## Brief
Scan the entries below. List each line with "eyebrow".

=== Input data ===

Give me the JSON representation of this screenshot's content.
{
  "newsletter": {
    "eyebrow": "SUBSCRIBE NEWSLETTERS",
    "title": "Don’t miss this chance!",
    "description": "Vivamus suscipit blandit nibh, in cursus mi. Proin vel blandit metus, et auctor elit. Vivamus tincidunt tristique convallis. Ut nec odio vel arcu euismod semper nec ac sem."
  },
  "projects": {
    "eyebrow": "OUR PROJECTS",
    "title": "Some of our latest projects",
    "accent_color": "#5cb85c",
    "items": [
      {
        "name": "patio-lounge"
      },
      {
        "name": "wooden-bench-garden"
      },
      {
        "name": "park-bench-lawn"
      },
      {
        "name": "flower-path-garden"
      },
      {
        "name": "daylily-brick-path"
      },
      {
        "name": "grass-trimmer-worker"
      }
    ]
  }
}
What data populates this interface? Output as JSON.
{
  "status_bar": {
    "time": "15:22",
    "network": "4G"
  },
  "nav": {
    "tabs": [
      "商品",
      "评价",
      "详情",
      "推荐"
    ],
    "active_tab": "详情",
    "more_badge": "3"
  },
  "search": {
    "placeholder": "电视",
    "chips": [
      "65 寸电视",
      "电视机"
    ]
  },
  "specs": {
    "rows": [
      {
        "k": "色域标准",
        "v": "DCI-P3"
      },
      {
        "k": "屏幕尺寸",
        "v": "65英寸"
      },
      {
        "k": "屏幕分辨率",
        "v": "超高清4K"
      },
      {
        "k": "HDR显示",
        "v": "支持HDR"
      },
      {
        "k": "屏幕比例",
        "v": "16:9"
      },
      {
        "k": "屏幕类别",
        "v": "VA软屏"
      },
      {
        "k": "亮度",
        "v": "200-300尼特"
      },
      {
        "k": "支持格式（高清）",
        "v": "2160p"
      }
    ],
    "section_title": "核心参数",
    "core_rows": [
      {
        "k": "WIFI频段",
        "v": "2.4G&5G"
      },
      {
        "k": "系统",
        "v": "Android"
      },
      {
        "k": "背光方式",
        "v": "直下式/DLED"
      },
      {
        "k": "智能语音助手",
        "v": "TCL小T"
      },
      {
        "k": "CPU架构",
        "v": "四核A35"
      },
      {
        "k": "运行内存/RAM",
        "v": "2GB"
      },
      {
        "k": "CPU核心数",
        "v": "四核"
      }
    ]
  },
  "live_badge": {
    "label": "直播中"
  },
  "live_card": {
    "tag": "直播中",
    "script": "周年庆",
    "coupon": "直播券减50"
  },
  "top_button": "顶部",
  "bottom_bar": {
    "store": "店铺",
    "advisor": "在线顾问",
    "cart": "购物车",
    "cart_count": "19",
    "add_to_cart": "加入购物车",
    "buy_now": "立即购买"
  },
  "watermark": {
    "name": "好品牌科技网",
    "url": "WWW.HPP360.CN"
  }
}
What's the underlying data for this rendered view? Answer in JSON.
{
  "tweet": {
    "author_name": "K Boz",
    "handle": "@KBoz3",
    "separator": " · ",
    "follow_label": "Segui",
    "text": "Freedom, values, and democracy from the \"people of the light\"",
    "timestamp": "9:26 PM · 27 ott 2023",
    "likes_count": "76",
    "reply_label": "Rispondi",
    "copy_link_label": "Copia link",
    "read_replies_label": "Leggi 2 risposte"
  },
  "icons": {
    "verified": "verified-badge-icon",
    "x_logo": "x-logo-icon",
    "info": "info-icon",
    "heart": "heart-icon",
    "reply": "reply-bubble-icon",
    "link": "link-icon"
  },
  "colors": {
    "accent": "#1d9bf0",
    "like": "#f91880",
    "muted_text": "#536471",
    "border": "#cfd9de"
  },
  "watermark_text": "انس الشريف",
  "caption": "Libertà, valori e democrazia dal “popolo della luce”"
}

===

## Answer
    "eyebrow": "SUBSCRIBE NEWSLETTERS",
    "eyebrow": "OUR PROJECTS",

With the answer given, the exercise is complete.